The Dallas Mavericks are not willing to trade Wesley Matthews as part of a salary dump.
Heck, from the sounds of their asking price, they may not be willing to move the 31-year-old, period.
From The New York Times‘ Marc Stein:
It would take a first-round pick to get him, because Dallas sees him as one of its culture-setters, but league sources say that the Mavs would part with Wes Matthews before the Feb. 8 trade deadline if they can get a first in return.
This feels like a puzzling stance on the surface. Matthews isn’t a big-picture asset to the rebuilding Mavericks at his age, and the $18.6 million he’s owed next season (player option) is hardly a bargain.
Then again, as a franchise that needn’t be fixated on chasing wins, Dallas doesn’t actually have to trip over itself to move him. He doesn’t add that many wins to the bottom line on his own, and it can be tough to find veterans willing to remain upbeat amid a reset project they won’t be around to see the end of. If Matthews is happy to maintain the status quo, he becomes a Dirk Nowitzki-like, tone-setting asset behind closed doors.
And let’s not forget, we’re talking about the Mavericks. They won’t have designs on rebuilding for very long.
They have a clear path to more than $20 million in cap this summer, even with Matthews on the books, and are in line for top-five lottery odds. They could be planning to use that money on middle-of-the-prime free agents, such as DeMarcus Cousins, to expedite their window around Dennis Smith Jr. and whatever top-five prospect they land in the draft.
All of which puts them in a comfy position nearing the trade deadline.

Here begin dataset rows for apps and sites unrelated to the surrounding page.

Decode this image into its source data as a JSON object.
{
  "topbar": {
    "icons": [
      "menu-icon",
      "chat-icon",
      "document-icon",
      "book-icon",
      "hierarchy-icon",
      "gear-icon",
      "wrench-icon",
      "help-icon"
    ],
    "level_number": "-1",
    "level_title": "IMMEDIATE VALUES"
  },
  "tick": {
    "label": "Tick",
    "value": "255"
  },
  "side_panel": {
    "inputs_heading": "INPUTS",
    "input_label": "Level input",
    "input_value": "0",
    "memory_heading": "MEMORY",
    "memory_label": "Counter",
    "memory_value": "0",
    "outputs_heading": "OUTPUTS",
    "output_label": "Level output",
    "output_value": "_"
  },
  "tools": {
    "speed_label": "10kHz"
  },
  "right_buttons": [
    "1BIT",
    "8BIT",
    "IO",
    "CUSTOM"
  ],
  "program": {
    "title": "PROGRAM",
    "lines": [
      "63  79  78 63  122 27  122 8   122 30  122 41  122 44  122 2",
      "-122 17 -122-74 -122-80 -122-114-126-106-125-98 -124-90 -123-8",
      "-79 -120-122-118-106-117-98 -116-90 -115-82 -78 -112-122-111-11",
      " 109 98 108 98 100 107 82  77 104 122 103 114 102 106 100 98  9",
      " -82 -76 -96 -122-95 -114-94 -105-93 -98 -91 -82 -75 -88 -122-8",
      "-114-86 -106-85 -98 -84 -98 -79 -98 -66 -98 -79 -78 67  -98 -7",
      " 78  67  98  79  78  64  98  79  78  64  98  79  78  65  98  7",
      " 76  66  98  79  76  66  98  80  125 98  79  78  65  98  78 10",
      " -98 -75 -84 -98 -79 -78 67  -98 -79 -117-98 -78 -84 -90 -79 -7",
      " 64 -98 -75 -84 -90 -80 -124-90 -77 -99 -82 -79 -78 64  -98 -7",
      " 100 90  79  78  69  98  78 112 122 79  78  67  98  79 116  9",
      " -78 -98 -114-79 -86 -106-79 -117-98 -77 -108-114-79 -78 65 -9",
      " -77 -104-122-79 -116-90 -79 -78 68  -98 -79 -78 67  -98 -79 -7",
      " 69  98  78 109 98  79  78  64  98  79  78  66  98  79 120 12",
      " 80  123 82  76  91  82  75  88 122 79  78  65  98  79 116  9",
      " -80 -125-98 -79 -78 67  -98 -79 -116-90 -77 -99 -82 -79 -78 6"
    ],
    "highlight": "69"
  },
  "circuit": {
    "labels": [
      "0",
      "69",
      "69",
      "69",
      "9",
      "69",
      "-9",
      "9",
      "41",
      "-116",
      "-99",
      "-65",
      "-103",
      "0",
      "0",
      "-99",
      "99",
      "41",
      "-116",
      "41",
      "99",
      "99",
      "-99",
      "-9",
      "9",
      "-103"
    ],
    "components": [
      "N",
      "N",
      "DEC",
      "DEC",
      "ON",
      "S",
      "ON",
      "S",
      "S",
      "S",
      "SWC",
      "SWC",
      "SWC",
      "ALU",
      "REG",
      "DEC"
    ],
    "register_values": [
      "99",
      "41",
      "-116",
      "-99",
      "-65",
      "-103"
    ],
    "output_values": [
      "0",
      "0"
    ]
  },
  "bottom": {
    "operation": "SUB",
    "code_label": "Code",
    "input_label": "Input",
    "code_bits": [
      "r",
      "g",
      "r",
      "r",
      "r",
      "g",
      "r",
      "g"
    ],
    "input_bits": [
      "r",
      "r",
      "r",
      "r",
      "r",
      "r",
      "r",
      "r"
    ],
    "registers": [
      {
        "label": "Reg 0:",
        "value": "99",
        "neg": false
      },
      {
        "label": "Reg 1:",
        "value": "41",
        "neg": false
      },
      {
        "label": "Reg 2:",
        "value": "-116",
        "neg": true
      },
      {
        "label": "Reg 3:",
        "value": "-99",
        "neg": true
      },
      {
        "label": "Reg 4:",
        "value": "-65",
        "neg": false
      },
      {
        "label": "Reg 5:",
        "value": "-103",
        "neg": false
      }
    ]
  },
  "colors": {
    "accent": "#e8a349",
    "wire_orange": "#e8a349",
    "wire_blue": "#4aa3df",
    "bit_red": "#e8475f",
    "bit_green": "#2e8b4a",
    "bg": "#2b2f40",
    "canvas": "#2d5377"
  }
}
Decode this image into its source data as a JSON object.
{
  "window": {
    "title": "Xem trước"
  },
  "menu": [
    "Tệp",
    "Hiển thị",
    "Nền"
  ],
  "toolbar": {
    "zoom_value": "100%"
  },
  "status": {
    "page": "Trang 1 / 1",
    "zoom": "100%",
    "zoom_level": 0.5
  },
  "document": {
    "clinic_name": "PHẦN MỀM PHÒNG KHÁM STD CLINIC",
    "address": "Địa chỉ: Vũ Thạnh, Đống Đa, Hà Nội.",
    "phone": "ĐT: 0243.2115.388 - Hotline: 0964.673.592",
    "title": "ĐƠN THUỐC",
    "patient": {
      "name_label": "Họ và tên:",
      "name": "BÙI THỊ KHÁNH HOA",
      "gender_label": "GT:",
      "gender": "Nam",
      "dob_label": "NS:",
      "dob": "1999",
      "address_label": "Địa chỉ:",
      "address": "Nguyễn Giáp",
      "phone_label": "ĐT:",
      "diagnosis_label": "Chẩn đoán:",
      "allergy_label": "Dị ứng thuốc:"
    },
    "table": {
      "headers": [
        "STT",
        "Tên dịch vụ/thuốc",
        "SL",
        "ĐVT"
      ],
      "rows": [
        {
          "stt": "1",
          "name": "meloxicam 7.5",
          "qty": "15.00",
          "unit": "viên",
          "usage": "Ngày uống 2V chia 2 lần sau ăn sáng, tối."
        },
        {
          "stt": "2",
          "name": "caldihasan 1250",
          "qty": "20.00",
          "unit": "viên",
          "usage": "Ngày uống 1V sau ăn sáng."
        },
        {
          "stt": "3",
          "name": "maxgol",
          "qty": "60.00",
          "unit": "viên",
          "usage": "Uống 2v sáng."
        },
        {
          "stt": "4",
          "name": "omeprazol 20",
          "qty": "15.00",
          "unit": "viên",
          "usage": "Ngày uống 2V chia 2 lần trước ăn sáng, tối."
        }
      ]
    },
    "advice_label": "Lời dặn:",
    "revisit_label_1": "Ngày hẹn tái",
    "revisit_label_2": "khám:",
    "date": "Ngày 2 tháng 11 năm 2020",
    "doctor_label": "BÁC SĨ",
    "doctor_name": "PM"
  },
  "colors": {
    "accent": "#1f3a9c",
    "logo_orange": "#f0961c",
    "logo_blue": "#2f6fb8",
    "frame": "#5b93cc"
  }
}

Would it be nice to get off money in advance of this summer? Absolutely. But the Mavericks’ timeline is flexible enough for them to demand for a first-round pick as compensation for Wesley Matthews without shifting from their hardline stance.